(EXTRACTED MATERIAL Opens)

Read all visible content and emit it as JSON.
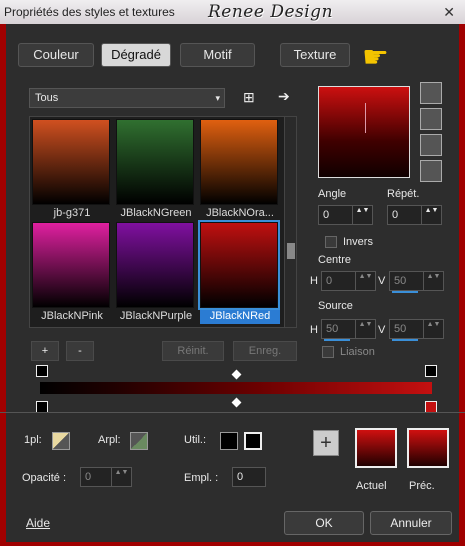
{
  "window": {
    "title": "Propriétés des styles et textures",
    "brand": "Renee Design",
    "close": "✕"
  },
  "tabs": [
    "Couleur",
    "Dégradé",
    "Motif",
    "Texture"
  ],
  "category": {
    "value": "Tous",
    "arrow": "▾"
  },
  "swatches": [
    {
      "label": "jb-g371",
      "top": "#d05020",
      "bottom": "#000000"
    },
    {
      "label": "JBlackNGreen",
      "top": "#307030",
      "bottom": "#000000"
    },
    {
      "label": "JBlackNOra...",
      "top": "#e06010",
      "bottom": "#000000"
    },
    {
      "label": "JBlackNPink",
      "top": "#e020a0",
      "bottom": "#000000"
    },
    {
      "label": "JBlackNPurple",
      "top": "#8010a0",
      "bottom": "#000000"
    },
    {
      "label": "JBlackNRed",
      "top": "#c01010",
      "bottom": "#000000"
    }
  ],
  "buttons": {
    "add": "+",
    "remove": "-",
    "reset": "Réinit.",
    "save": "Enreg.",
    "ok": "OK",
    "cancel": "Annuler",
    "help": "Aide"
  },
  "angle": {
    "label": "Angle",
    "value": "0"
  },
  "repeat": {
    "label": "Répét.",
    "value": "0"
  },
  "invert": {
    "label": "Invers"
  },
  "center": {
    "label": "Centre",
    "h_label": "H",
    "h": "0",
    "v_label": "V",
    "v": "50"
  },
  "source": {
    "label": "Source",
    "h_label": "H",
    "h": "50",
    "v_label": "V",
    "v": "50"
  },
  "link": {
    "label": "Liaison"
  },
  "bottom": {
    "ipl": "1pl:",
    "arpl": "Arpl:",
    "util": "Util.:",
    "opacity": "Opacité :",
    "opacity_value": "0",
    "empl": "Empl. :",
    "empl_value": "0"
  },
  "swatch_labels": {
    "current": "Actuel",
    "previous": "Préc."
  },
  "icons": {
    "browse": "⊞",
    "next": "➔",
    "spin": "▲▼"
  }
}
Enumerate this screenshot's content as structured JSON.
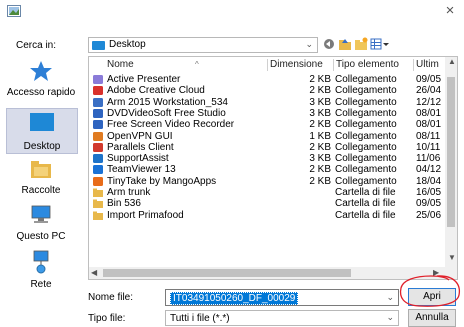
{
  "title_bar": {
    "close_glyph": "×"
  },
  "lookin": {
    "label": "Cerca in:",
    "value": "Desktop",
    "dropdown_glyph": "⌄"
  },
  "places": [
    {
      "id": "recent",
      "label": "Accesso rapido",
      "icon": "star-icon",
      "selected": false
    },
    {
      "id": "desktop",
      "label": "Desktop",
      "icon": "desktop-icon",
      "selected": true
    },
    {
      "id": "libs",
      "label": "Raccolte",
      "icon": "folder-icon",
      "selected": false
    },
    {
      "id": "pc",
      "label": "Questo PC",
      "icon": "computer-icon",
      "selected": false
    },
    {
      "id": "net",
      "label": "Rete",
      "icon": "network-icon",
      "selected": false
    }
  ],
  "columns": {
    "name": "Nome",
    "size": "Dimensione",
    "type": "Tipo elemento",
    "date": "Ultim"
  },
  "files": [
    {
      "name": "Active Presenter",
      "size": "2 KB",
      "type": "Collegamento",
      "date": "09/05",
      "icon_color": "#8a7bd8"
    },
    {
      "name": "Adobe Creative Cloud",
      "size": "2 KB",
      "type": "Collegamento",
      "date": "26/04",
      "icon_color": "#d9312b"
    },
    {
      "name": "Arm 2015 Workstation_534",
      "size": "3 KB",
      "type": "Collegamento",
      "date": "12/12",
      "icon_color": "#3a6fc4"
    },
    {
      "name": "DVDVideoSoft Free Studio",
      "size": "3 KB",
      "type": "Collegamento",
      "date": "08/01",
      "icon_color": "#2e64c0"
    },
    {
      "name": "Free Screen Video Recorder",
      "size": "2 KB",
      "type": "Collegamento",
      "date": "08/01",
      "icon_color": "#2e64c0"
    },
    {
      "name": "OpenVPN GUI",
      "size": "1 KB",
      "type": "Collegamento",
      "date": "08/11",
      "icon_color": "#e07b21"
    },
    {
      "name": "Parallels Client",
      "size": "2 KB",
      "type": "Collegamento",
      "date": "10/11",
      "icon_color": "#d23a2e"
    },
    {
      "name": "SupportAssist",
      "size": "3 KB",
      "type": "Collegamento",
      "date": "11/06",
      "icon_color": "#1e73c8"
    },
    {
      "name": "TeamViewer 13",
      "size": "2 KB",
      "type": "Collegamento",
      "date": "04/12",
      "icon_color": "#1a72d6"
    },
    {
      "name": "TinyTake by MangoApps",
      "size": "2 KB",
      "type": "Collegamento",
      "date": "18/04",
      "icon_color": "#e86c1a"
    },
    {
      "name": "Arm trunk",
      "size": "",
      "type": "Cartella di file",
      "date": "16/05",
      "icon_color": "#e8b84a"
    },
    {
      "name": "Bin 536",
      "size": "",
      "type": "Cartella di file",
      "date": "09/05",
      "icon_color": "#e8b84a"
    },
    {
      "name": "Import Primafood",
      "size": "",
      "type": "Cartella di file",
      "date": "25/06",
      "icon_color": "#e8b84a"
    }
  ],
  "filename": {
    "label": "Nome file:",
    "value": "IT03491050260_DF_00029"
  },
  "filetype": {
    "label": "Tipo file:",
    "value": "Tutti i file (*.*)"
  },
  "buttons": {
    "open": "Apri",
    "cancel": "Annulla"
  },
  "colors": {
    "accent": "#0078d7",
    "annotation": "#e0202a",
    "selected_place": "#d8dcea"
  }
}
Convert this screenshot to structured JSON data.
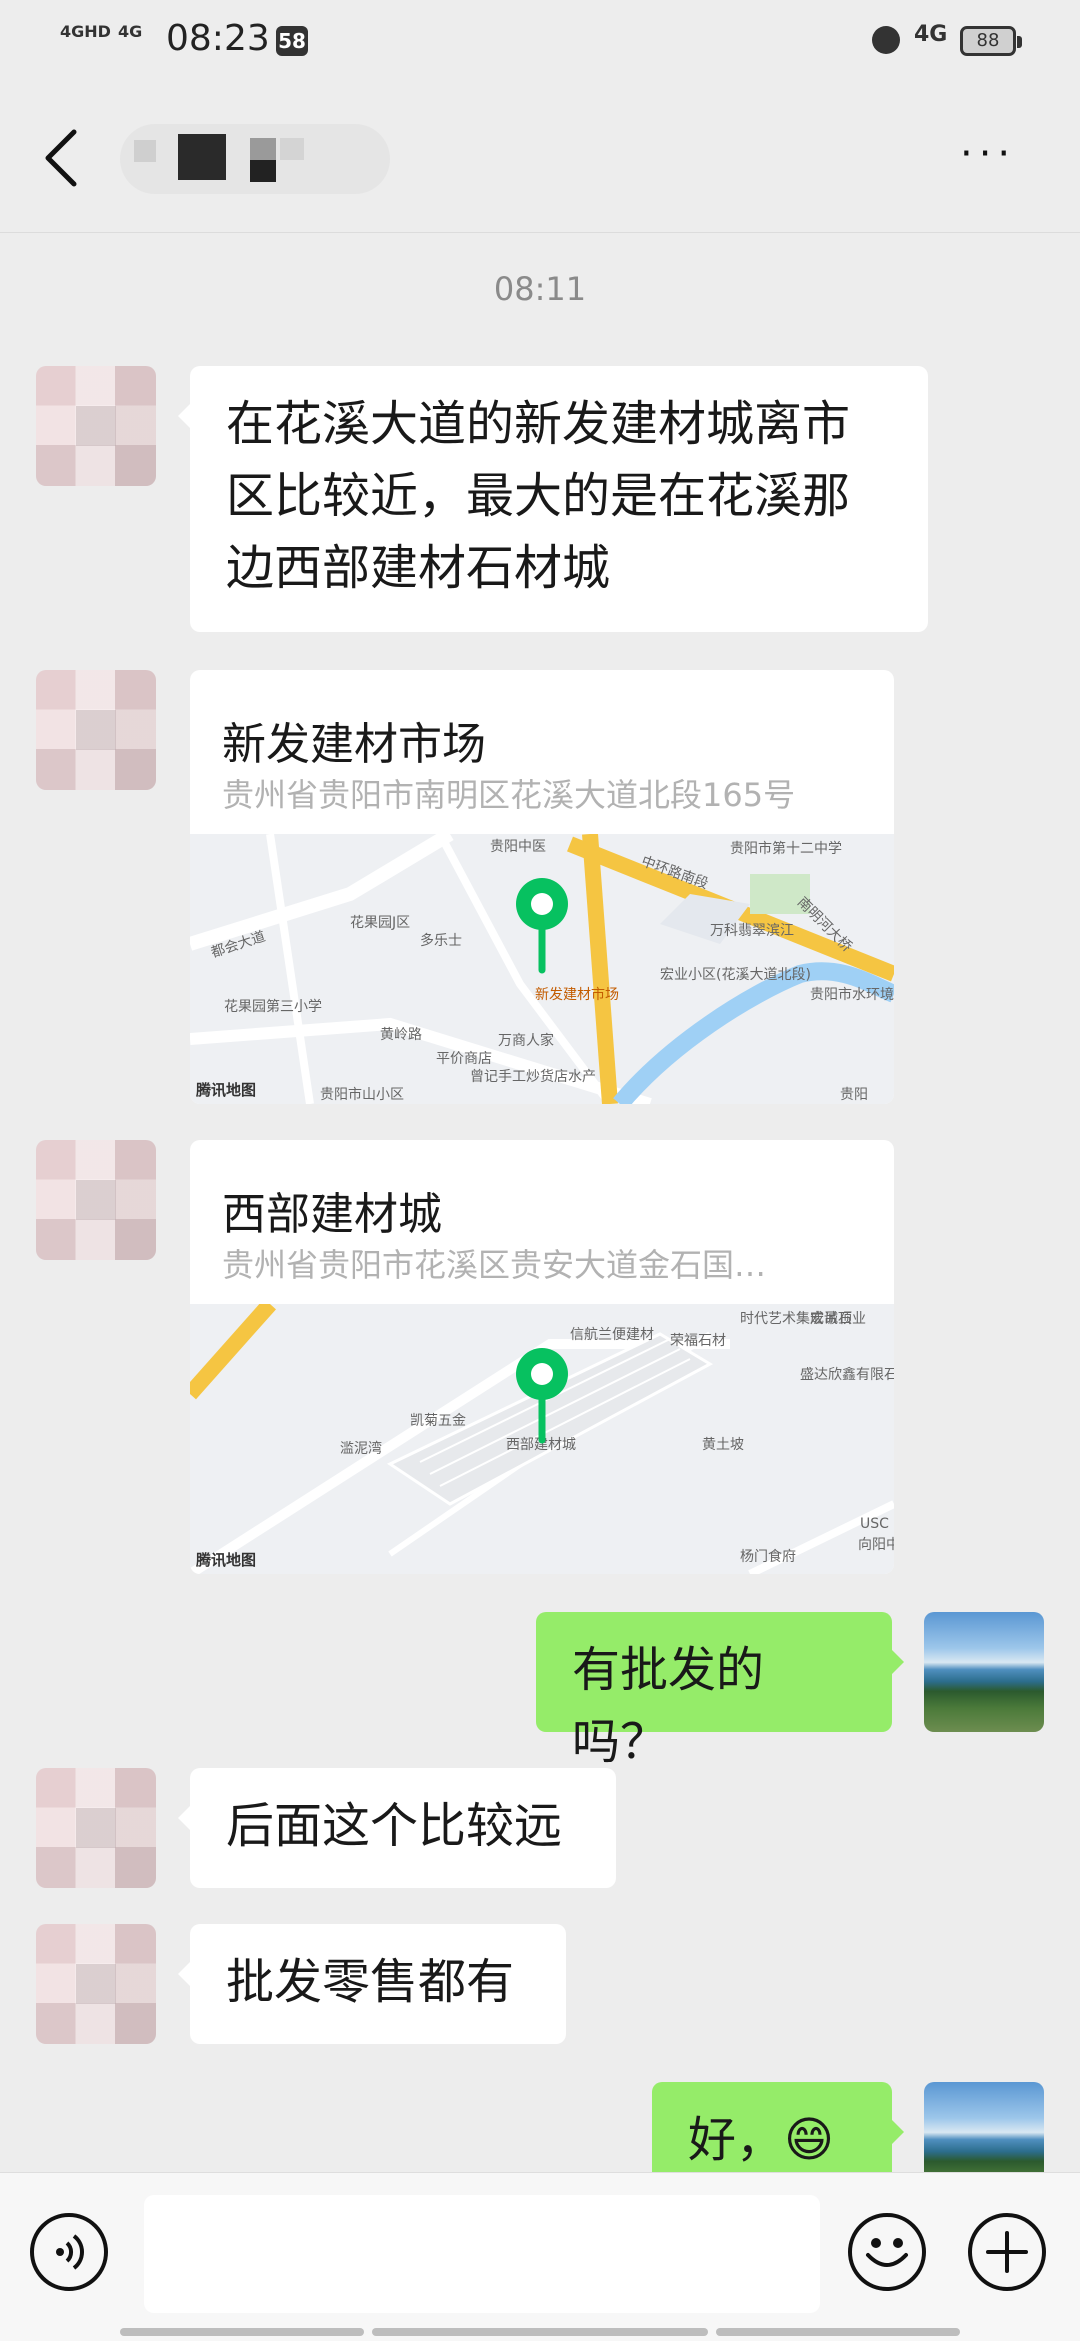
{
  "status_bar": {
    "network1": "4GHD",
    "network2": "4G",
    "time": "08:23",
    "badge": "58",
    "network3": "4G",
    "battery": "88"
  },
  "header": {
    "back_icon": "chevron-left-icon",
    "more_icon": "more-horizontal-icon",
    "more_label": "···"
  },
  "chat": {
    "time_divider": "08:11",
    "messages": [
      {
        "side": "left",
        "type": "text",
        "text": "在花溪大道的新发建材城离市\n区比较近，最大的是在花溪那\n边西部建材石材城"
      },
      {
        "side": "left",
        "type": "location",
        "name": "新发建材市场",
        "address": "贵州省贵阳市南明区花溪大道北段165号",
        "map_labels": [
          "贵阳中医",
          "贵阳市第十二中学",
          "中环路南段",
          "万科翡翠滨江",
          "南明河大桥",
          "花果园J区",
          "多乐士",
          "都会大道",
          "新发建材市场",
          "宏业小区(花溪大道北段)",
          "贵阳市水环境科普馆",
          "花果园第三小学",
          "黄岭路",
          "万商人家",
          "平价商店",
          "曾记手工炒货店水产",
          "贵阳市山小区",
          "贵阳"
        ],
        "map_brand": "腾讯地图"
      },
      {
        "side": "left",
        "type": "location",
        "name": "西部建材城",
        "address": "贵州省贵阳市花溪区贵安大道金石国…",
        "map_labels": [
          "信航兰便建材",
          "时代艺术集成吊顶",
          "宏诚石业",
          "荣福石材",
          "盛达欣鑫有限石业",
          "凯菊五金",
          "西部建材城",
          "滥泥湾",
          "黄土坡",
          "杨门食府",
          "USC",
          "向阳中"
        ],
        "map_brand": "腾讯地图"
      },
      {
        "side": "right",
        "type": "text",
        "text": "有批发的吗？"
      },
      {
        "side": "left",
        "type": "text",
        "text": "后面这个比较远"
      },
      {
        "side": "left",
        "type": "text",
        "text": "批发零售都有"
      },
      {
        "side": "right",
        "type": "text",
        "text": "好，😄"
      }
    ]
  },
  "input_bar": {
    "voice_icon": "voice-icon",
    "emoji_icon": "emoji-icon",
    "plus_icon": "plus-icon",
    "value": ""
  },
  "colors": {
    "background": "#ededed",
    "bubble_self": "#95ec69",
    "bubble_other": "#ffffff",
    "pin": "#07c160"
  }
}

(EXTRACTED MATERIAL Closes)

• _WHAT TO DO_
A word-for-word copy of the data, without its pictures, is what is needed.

• _RESULT_
Read all visible content and emit it as JSON.
{
  "window": {
    "title": "Propriétés des styles et textures",
    "brand": "Renee Design",
    "close": "✕"
  },
  "tabs": [
    "Couleur",
    "Dégradé",
    "Motif",
    "Texture"
  ],
  "category": {
    "value": "Tous",
    "arrow": "▾"
  },
  "swatches": [
    {
      "label": "jb-g371",
      "top": "#d05020",
      "bottom": "#000000"
    },
    {
      "label": "JBlackNGreen",
      "top": "#307030",
      "bottom": "#000000"
    },
    {
      "label": "JBlackNOra...",
      "top": "#e06010",
      "bottom": "#000000"
    },
    {
      "label": "JBlackNPink",
      "top": "#e020a0",
      "bottom": "#000000"
    },
    {
      "label": "JBlackNPurple",
      "top": "#8010a0",
      "bottom": "#000000"
    },
    {
      "label": "JBlackNRed",
      "top": "#c01010",
      "bottom": "#000000"
    }
  ],
  "buttons": {
    "add": "+",
    "remove": "-",
    "reset": "Réinit.",
    "save": "Enreg.",
    "ok": "OK",
    "cancel": "Annuler",
    "help": "Aide"
  },
  "angle": {
    "label": "Angle",
    "value": "0"
  },
  "repeat": {
    "label": "Répét.",
    "value": "0"
  },
  "invert": {
    "label": "Invers"
  },
  "center": {
    "label": "Centre",
    "h_label": "H",
    "h": "0",
    "v_label": "V",
    "v": "50"
  },
  "source": {
    "label": "Source",
    "h_label": "H",
    "h": "50",
    "v_label": "V",
    "v": "50"
  },
  "link": {
    "label": "Liaison"
  },
  "bottom": {
    "ipl": "1pl:",
    "arpl": "Arpl:",
    "util": "Util.:",
    "opacity": "Opacité :",
    "opacity_value": "0",
    "empl": "Empl. :",
    "empl_value": "0"
  },
  "swatch_labels": {
    "current": "Actuel",
    "previous": "Préc."
  },
  "icons": {
    "browse": "⊞",
    "next": "➔",
    "spin": "▲▼"
  }
}
Enumerate this screenshot's content as structured JSON.
{
  "title_bar": {
    "close_glyph": "×"
  },
  "lookin": {
    "label": "Cerca in:",
    "value": "Desktop",
    "dropdown_glyph": "⌄"
  },
  "places": [
    {
      "id": "recent",
      "label": "Accesso rapido",
      "icon": "star-icon",
      "selected": false
    },
    {
      "id": "desktop",
      "label": "Desktop",
      "icon": "desktop-icon",
      "selected": true
    },
    {
      "id": "libs",
      "label": "Raccolte",
      "icon": "folder-icon",
      "selected": false
    },
    {
      "id": "pc",
      "label": "Questo PC",
      "icon": "computer-icon",
      "selected": false
    },
    {
      "id": "net",
      "label": "Rete",
      "icon": "network-icon",
      "selected": false
    }
  ],
  "columns": {
    "name": "Nome",
    "size": "Dimensione",
    "type": "Tipo elemento",
    "date": "Ultim"
  },
  "files": [
    {
      "name": "Active Presenter",
      "size": "2 KB",
      "type": "Collegamento",
      "date": "09/05",
      "icon_color": "#8a7bd8"
    },
    {
      "name": "Adobe Creative Cloud",
      "size": "2 KB",
      "type": "Collegamento",
      "date": "26/04",
      "icon_color": "#d9312b"
    },
    {
      "name": "Arm 2015 Workstation_534",
      "size": "3 KB",
      "type": "Collegamento",
      "date": "12/12",
      "icon_color": "#3a6fc4"
    },
    {
      "name": "DVDVideoSoft Free Studio",
      "size": "3 KB",
      "type": "Collegamento",
      "date": "08/01",
      "icon_color": "#2e64c0"
    },
    {
      "name": "Free Screen Video Recorder",
      "size": "2 KB",
      "type": "Collegamento",
      "date": "08/01",
      "icon_color": "#2e64c0"
    },
    {
      "name": "OpenVPN GUI",
      "size": "1 KB",
      "type": "Collegamento",
      "date": "08/11",
      "icon_color": "#e07b21"
    },
    {
      "name": "Parallels Client",
      "size": "2 KB",
      "type": "Collegamento",
      "date": "10/11",
      "icon_color": "#d23a2e"
    },
    {
      "name": "SupportAssist",
      "size": "3 KB",
      "type": "Collegamento",
      "date": "11/06",
      "icon_color": "#1e73c8"
    },
    {
      "name": "TeamViewer 13",
      "size": "2 KB",
      "type": "Collegamento",
      "date": "04/12",
      "icon_color": "#1a72d6"
    },
    {
      "name": "TinyTake by MangoApps",
      "size": "2 KB",
      "type": "Collegamento",
      "date": "18/04",
      "icon_color": "#e86c1a"
    },
    {
      "name": "Arm trunk",
      "size": "",
      "type": "Cartella di file",
      "date": "16/05",
      "icon_color": "#e8b84a"
    },
    {
      "name": "Bin 536",
      "size": "",
      "type": "Cartella di file",
      "date": "09/05",
      "icon_color": "#e8b84a"
    },
    {
      "name": "Import Primafood",
      "size": "",
      "type": "Cartella di file",
      "date": "25/06",
      "icon_color": "#e8b84a"
    }
  ],
  "filename": {
    "label": "Nome file:",
    "value": "IT03491050260_DF_00029"
  },
  "filetype": {
    "label": "Tipo file:",
    "value": "Tutti i file (*.*)"
  },
  "buttons": {
    "open": "Apri",
    "cancel": "Annulla"
  },
  "colors": {
    "accent": "#0078d7",
    "annotation": "#e0202a",
    "selected_place": "#d8dcea"
  }
}
Convert this screenshot to structured JSON data.
{
  "status_bar": {
    "network1": "4GHD",
    "network2": "4G",
    "time": "08:23",
    "badge": "58",
    "network3": "4G",
    "battery": "88"
  },
  "header": {
    "back_icon": "chevron-left-icon",
    "more_icon": "more-horizontal-icon",
    "more_label": "···"
  },
  "chat": {
    "time_divider": "08:11",
    "messages": [
      {
        "side": "left",
        "type": "text",
        "text": "在花溪大道的新发建材城离市\n区比较近，最大的是在花溪那\n边西部建材石材城"
      },
      {
        "side": "left",
        "type": "location",
        "name": "新发建材市场",
        "address": "贵州省贵阳市南明区花溪大道北段165号",
        "map_labels": [
          "贵阳中医",
          "贵阳市第十二中学",
          "中环路南段",
          "万科翡翠滨江",
          "南明河大桥",
          "花果园J区",
          "多乐士",
          "都会大道",
          "新发建材市场",
          "宏业小区(花溪大道北段)",
          "贵阳市水环境科普馆",
          "花果园第三小学",
          "黄岭路",
          "万商人家",
          "平价商店",
          "曾记手工炒货店水产",
          "贵阳市山小区",
          "贵阳"
        ],
        "map_brand": "腾讯地图"
      },
      {
        "side": "left",
        "type": "location",
        "name": "西部建材城",
        "address": "贵州省贵阳市花溪区贵安大道金石国…",
        "map_labels": [
          "信航兰便建材",
          "时代艺术集成吊顶",
          "宏诚石业",
          "荣福石材",
          "盛达欣鑫有限石业",
          "凯菊五金",
          "西部建材城",
          "滥泥湾",
          "黄土坡",
          "杨门食府",
          "USC",
          "向阳中"
        ],
        "map_brand": "腾讯地图"
      },
      {
        "side": "right",
        "type": "text",
        "text": "有批发的吗？"
      },
      {
        "side": "left",
        "type": "text",
        "text": "后面这个比较远"
      },
      {
        "side": "left",
        "type": "text",
        "text": "批发零售都有"
      },
      {
        "side": "right",
        "type": "text",
        "text": "好，😄"
      }
    ]
  },
  "input_bar": {
    "voice_icon": "voice-icon",
    "emoji_icon": "emoji-icon",
    "plus_icon": "plus-icon",
    "value": ""
  },
  "colors": {
    "background": "#ededed",
    "bubble_self": "#95ec69",
    "bubble_other": "#ffffff",
    "pin": "#07c160"
  }
}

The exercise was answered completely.